“We’re expected to always be high-performing and on the go. In this world, we’re always taught it’s about first-in, first-served. But with maramataka, we know there’s always a period of high-energy followed by rest. We are connected to the environment and when the tide moves, the moon pulls on us. It is really about the right action at the right time.”
Heeni and her whānau revolve their lives around a planning tool collated from their indigenous knowledge. In fact, the conception and births of Heeni and Reuben Taipari’s four children were planned around maramataka.
Matariki, to Heeni, is about celebrating the unique Northland environment marked by the new moon and the big bright star Puanga. But it’s not a time for big celebrations.
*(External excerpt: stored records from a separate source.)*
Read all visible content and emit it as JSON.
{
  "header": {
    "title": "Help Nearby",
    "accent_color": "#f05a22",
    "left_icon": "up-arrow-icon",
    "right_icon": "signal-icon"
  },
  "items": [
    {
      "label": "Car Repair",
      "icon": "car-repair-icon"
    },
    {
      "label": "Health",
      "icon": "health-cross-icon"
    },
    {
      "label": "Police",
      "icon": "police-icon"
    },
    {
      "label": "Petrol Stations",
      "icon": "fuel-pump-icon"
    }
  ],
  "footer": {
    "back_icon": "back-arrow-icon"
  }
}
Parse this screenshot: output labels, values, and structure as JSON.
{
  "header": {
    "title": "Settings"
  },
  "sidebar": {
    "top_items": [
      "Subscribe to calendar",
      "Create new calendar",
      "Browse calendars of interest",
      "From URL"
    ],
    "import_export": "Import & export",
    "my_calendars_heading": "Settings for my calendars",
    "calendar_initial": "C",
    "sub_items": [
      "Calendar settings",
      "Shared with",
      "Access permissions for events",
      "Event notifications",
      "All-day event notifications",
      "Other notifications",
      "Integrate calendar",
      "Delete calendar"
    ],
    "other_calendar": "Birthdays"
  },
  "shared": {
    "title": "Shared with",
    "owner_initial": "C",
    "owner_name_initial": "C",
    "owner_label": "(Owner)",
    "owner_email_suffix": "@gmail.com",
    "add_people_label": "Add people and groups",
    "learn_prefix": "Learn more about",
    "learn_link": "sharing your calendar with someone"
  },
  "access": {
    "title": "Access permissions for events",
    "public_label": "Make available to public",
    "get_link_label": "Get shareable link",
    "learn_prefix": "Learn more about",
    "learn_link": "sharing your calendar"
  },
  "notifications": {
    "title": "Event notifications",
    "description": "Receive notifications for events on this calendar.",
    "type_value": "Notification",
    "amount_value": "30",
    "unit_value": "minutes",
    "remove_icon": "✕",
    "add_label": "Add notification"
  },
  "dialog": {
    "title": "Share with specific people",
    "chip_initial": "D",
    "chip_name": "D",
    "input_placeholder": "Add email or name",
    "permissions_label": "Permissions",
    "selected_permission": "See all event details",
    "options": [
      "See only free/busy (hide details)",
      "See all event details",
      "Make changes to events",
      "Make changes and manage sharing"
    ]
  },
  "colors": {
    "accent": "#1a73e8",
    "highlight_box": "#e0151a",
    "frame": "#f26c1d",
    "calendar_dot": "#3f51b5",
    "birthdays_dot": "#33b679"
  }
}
“Winter time is the season of learning. It’s a time for self-reflection and setting goals. June, July and August is when you’re doing your maramataka plan and thinking about what we need in our lives to make our lives better. We’re setting goals for our health, fitness and both professional and self-development. We’re fixing what’s broken. This is when our ancestors would fix the fishing lines and the gardening tools in preparation for spring.
“In terms of relationships, we’re really reflecting and going within ourselves to look at what needs to be done to improve ourselves. We’re still not as physically active and we really want to use this season to figure out what we need to do before spring comes because spring is when we’re putting our plans into action.
“Everything has an ebb and a flow. There’s a time for rest and a time for productivity.
“Nature is healing and we need to be listening. We’re always getting messages and they’re simple. For example, you know if the mosquitos are coming, it’s going to rain so you go inside but people want to spray repellant and swat them.
“I use my observations to encourage people that the environment is here to support us – the environment feeds us.”
Heeni’s hoping the legacy will be carried on by her own children and was encouraged and heart-warmed when her daughter recently announced she was delivering a speech on maramataka at school because her mother is the “Maramataka Queen”.
To follow Heeni’s journey and guidance, search Maramataka Maori on Facebook or Instagram. And for further information, go to maramataka.co.nz.